Data entries »
---*---
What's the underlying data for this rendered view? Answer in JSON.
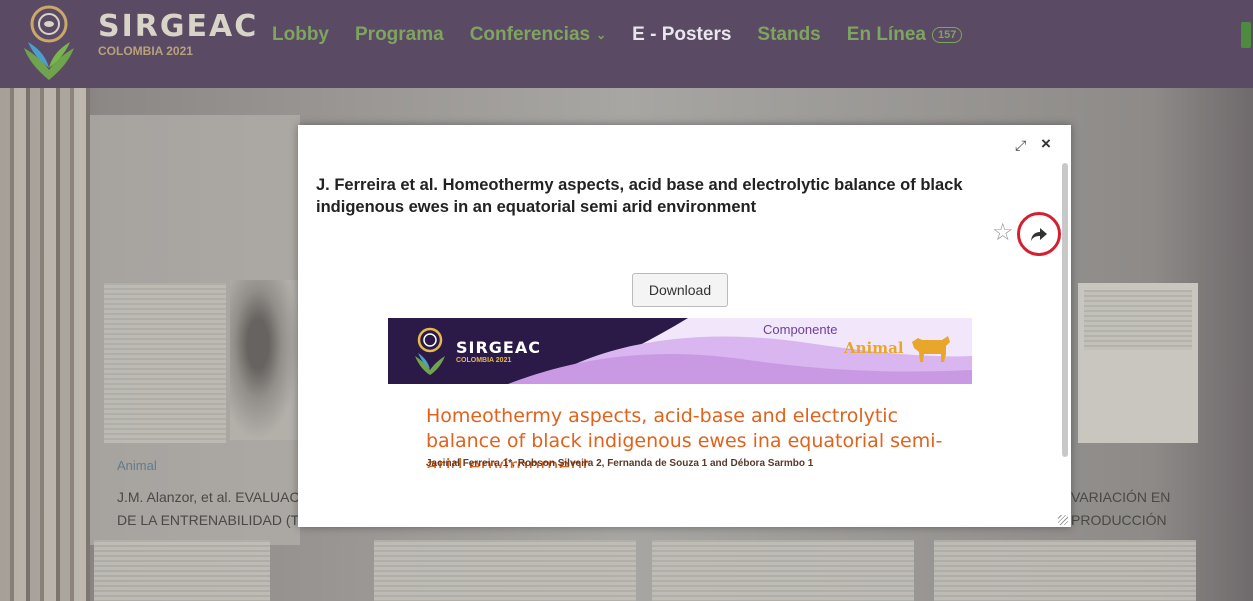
{
  "nav": {
    "brand": "SIRGEAC",
    "brand_sub": "COLOMBIA 2021",
    "links": {
      "lobby": "Lobby",
      "programa": "Programa",
      "conferencias": "Conferencias",
      "eposters": "E - Posters",
      "stands": "Stands",
      "enlinea": "En Línea",
      "online_count": "157"
    }
  },
  "background": {
    "card_category": "Animal",
    "card_title_left": "J.M. Alanzor, et al. EVALUACIÓN\nDE LA ENTRENABILIDAD (T",
    "card_title_right": "VARIACIÓN EN\nPRODUCCIÓN"
  },
  "modal": {
    "title": "J. Ferreira et al. Homeothermy aspects, acid base and electrolytic balance of black indigenous ewes in an equatorial semi arid environment",
    "download_label": "Download",
    "poster": {
      "brand": "SIRGEAC",
      "brand_sub": "COLOMBIA 2021",
      "componente": "Componente",
      "animal": "Animal",
      "title": "Homeothermy aspects, acid-base and electrolytic balance of black indigenous ewes ina equatorial semi-arid environment",
      "authors": "Jacinal Ferreira 1*, Robson Silveira 2, Fernanda de Souza 1 and Débora Sarmbo 1"
    }
  },
  "colors": {
    "navbar": "#5b4a63",
    "nav_link": "#7ea45f",
    "highlight": "#d42030",
    "poster_title": "#e0621b"
  }
}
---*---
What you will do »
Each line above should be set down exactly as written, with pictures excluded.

Answer to this problem »
What's the underlying data for this rendered view? Answer in JSON.
{
  "nav": {
    "brand": "SIRGEAC",
    "brand_sub": "COLOMBIA 2021",
    "links": {
      "lobby": "Lobby",
      "programa": "Programa",
      "conferencias": "Conferencias",
      "eposters": "E - Posters",
      "stands": "Stands",
      "enlinea": "En Línea",
      "online_count": "157"
    }
  },
  "background": {
    "card_category": "Animal",
    "card_title_left": "J.M. Alanzor, et al. EVALUACIÓN\nDE LA ENTRENABILIDAD (T",
    "card_title_right": "VARIACIÓN EN\nPRODUCCIÓN"
  },
  "modal": {
    "title": "J. Ferreira et al. Homeothermy aspects, acid base and electrolytic balance of black indigenous ewes in an equatorial semi arid environment",
    "download_label": "Download",
    "poster": {
      "brand": "SIRGEAC",
      "brand_sub": "COLOMBIA 2021",
      "componente": "Componente",
      "animal": "Animal",
      "title": "Homeothermy aspects, acid-base and electrolytic balance of black indigenous ewes ina equatorial semi-arid environment",
      "authors": "Jacinal Ferreira 1*, Robson Silveira 2, Fernanda de Souza 1 and Débora Sarmbo 1"
    }
  },
  "colors": {
    "navbar": "#5b4a63",
    "nav_link": "#7ea45f",
    "highlight": "#d42030",
    "poster_title": "#e0621b"
  }
}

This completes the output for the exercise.